You know what I really needed first thing this morning?
To be sorting out printer problems and unfinished homework for Amber, while simultaneously washing Millie’s hair.
Millie’s now 12, so, like us adults, she needs to wash more frequently – including her hair. Twice a week I have to get up at 7am to wash and dry her hair.
As a bald man, this feels particularly unfair.
The other problem was the printer refusing to print out Amber’s homework on the planet Neptune.
After a few minutes spent persuading it that, in fact, there is lots and lots and lots of “paper in the cassette” we managed to print it.

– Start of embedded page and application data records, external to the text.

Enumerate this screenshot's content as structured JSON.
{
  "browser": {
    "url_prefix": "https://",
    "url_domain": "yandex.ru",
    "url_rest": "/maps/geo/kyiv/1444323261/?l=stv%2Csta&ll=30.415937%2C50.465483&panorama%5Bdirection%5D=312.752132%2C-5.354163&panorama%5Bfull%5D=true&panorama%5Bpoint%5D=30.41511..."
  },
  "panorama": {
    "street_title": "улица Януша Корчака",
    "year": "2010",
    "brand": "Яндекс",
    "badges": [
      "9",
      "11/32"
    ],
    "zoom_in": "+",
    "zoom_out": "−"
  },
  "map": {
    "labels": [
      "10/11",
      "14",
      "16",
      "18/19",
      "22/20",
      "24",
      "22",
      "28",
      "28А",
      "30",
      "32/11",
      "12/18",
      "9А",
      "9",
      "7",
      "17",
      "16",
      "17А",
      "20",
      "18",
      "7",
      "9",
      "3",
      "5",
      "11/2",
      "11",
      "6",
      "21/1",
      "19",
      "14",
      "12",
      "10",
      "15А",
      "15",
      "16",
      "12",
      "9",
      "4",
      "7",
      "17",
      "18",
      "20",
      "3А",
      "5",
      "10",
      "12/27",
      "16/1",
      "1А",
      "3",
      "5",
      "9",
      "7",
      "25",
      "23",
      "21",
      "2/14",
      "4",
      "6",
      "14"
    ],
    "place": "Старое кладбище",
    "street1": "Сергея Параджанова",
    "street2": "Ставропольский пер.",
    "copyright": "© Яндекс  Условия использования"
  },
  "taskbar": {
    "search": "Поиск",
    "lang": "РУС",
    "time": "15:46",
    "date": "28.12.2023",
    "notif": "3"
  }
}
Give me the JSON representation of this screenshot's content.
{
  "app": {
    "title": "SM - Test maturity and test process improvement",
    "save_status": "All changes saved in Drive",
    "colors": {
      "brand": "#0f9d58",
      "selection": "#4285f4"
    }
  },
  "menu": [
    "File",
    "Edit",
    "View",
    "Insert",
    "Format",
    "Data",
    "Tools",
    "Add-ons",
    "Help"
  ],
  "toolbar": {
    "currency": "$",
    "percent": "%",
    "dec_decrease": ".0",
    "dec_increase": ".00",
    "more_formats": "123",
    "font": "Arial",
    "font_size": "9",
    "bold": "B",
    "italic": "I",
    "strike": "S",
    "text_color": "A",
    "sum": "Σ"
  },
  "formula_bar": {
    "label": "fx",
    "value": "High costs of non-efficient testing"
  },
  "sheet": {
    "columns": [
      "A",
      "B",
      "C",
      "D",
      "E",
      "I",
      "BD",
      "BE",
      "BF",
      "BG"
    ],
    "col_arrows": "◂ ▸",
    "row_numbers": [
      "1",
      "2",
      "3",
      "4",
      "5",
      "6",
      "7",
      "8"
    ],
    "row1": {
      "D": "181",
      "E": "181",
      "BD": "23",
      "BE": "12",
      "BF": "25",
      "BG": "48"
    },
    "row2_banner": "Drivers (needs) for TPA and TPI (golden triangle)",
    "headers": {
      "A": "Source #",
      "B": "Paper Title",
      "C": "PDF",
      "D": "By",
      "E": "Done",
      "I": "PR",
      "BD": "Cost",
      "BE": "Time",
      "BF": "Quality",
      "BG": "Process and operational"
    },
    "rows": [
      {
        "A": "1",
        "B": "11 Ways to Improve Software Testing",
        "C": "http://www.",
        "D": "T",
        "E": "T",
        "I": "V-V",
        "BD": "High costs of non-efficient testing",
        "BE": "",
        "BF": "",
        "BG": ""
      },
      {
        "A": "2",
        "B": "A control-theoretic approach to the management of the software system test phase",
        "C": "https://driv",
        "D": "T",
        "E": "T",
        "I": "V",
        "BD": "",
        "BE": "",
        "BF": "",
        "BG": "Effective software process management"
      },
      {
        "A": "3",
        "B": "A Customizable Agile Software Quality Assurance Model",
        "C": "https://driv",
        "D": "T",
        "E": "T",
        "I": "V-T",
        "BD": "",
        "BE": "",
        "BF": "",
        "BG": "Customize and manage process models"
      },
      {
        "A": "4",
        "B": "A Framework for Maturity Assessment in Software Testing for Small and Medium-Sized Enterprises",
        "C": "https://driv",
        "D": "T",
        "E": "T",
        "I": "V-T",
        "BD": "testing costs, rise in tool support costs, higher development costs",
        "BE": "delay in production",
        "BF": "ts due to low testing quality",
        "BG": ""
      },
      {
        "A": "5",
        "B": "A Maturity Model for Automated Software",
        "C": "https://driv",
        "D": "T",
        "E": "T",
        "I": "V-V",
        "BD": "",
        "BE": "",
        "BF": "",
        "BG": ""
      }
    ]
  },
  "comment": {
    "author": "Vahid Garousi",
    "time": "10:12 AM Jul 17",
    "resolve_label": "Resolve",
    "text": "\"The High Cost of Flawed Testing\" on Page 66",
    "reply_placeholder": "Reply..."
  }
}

But then I glanced at the homework and knew, as a confirmed science nerd, space fanatic and professional writer, that I couldn’t possibly let this go…
“Neptune is the eighth and farthest known planet from the Sun in the Solar System.”
Well, yes. I might remove “in the Solar System” but this sentence is factually accurate.
“In the Solar System…”
Wait – didn’t we just say “in the Solar System”? I think we know we’re “in the Solar System” at this point.
Remove the second “In the Solar System”.
“In the Solar System it is the fourth-largest planet by diameter, the third-most massive planet, and the densest giant planet.”
Again, all factually accurate, but I’m curious about the words used. What do you mean by “massive” here, Amber? Can you define “density” for me? What about “diameter”?
“Diameter” is “how wide something is”. Hmm. Well, OK.
“Density” – blank.
“Massive” – “Er, how big it is?”
You’ve just copied and pasted this from somewhere, haven’t you, Amber?
“Density” is how… Sigh. It’s 7.15am, I shouldn’t be having to define “density” to nine-year-olds at this time…
“Density” is how…squashed together something is. Like, the difference between water and metal.
And “massive” means… Well, in this context “weight” is as good an explanation as any. It’s not technically correct, but it’ll do.
“Neptune spins on its axis very rapidly.”
“Axis”? – blank.
Let’s just delete “on its axis,” shall we? I think “spins” covers this perfectly by itself.
“Its equatorial clouds take 18 hours to make one rotation.”
“Equatorial”? – blank again.
Equatorial means at the equator… The equator? The imaginary line round the middle of the Earth.
Yes, and Neptune.
No, we can’t just put “It takes 18 hours to make one rotation”. Why? Because that’s only the equatorial clouds! Clouds at the poles will orbit in much less time. What? No, it’s a gas giant so it all rotates at different speeds, as per the next line:
“This is because Neptune is not solid body.”
Which, I notice, has a missing “a”. Come on, Amber, you’re better than this!
Moons, yes; diameter, yes…
“A vivid blue coloured planet.”
“Vivid”? You know what vivid means?
Bright? Hm, well, OK.
“Neptune is a Windy Planet = Neptune is a planet where strong winds and storms are not uncommon.”
Who in Year 5 says “not uncommon”? Let’s make it “common”, shall we? And why the equals sign? You’ve got a tautology here, luv, maybe you should remove…
What’s a tautology? Um, forget I said anything. Let’s move on.
“..Ten time stronger than hurricanes on earth…”
“..Smallest of the four gas giants…”
“Much like Saturn and Uranus, Neptune’s atmosphere contains hydrogen, helium and methane.”
“Much like”? Again, no one in Year 5 says “much like”. How might you actually say this? Just “like”, perhaps?
Have to say, Amb, I do like the greeny-blue colour around the title, it adds a bit of…
What? It’s “teal”? All right, I like the “teal” around the title.
Now, wake me up again in 20 minutes. Zzzz…
I am, of course, joking about this, but there is a serious message somewhere underneath, which is that copying and pasting something you find online is not learning.
Hopefully that lesson got across to Amber.